Go through the data below. List every line that holds the word "icon".

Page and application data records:
┌────────

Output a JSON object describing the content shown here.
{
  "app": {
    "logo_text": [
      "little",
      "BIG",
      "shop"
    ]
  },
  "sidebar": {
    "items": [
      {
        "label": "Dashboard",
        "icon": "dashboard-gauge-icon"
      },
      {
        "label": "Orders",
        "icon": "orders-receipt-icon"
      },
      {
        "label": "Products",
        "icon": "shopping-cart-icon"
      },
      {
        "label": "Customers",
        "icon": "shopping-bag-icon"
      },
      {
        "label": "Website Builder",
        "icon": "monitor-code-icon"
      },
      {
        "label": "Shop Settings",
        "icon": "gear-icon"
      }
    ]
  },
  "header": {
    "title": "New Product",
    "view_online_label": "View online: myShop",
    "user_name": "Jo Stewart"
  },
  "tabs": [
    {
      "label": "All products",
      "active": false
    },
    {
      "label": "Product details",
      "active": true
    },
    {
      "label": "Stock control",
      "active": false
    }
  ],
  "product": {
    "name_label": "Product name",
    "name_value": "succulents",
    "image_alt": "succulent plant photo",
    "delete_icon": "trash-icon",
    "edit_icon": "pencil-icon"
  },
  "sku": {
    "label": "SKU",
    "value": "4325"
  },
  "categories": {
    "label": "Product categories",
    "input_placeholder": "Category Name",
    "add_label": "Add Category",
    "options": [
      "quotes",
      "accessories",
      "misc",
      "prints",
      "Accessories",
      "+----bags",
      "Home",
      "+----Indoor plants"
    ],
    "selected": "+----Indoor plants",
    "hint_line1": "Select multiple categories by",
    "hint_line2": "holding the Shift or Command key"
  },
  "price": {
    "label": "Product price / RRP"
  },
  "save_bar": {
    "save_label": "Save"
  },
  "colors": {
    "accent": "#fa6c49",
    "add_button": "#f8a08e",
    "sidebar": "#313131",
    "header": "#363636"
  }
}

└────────

Response to this task ->
        "icon": "dashboard-gauge-icon"
        "icon": "orders-receipt-icon"
        "icon": "shopping-cart-icon"
        "icon": "shopping-bag-icon"
        "icon": "monitor-code-icon"
        "icon": "gear-icon"
    "delete_icon": "trash-icon",
    "edit_icon": "pencil-icon"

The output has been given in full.